Over the course of a normal human life, experience typically brings with it a certain amount of wisdom. For example, as we get older we learn that hot things burn, so we don’t intentionally touch the stove when it is lit. We also learn that tongues stick to things that are frozen, so we say no to friends who try talking us into licking a signpost in January.
Neither of these concepts requires an exceptionally high level of intelligence to grasp, merely a little bit of life experience and a pinch of common sense.
Along those same lines, one should know that as the Governor of Virginia, his personal finances will be held to a high degree of scrutiny, therefore taking over $100,000 in unsecured business loans and tens of thousands of dollars in personal gifts would raise significant ethical questions.
The fact that Governor Bob McDonnell chose to do so anyway leaves us shaking our heads in amazement.

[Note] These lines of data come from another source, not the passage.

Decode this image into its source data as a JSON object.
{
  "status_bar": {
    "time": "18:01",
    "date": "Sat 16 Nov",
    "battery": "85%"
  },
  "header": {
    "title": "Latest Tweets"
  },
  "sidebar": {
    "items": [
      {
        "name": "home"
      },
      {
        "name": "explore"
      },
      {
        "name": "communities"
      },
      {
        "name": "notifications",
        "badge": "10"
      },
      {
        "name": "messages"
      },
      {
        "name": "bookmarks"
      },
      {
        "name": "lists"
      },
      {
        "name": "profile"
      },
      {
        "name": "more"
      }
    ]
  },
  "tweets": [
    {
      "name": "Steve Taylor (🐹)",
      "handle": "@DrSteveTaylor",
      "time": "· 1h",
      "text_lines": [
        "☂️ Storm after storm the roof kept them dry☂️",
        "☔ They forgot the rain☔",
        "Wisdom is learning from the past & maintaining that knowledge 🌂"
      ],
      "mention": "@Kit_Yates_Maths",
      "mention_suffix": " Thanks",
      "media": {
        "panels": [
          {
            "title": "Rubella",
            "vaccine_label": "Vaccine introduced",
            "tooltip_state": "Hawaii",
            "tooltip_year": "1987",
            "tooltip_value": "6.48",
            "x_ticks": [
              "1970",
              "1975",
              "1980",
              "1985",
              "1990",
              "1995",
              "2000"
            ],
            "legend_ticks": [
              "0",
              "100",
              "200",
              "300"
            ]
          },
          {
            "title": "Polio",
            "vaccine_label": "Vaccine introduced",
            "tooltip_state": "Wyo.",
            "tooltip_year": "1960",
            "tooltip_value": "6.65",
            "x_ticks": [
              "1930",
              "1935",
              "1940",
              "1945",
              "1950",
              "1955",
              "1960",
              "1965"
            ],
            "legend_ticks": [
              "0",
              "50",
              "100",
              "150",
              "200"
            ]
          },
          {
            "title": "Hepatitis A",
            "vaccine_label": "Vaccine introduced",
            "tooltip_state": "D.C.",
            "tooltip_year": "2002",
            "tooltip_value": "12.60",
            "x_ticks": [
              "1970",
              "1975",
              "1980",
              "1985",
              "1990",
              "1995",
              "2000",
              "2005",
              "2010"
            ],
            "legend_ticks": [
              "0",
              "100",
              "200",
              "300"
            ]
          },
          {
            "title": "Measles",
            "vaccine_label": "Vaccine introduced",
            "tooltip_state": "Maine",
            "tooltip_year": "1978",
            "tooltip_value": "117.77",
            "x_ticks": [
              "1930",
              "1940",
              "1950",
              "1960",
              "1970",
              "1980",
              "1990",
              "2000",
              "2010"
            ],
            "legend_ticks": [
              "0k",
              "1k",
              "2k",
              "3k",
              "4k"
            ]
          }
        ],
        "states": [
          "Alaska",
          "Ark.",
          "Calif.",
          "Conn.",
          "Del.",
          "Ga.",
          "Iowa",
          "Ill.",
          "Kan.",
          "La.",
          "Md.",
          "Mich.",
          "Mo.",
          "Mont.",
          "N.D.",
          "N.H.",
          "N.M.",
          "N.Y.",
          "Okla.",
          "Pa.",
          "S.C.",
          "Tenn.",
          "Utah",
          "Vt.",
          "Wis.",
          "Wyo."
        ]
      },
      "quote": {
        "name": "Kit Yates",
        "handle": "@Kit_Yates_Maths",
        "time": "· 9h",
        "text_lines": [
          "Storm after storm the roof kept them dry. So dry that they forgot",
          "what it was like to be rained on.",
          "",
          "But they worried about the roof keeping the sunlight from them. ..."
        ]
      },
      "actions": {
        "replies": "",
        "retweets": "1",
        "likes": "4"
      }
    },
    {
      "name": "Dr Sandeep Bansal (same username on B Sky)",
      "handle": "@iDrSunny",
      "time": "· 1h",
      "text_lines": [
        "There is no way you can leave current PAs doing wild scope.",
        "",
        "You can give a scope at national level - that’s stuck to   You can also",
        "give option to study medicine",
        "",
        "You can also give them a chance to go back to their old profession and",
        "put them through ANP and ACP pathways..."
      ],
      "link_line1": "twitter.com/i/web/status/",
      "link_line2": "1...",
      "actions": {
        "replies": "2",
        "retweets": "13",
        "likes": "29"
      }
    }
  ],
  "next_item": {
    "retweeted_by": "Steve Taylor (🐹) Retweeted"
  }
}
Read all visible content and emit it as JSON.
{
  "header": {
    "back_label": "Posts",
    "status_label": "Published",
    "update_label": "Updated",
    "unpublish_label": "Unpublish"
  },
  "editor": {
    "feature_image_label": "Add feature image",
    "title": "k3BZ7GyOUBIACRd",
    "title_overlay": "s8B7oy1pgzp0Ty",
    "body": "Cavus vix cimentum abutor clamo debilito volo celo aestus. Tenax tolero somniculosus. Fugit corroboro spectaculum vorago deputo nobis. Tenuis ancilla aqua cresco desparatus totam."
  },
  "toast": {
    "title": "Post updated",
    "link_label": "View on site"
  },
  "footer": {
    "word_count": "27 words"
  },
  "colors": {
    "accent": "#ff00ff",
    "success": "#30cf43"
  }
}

After weeks of being questioned on the matter and remaining mostly silent on the issue, McDonnell on Tuesday released a statement indicating he had personally repaid the loans and in which he issued an apology. In it, he states, “I am deeply sorry for the embarrassment certain members of my family and I brought upon my beloved Virginia and her citizens. I want you to know that I broke no laws and that I am committed to regaining your sacred trust and confidence. I hope today’s action is another step toward that end.”
Ongoing state and federal investigation into the matter will ultimately determine, we assume, whether or not any laws were indeed broken.
Republicans will likely attempt to downplay the significance of McDonnell’s questionable decisions. Even more predictably, Democrats will call for his head.
Regardless of the outcome, a man of McDonnell’s experience should have known better. It is hard to imagine what he must have been thinking.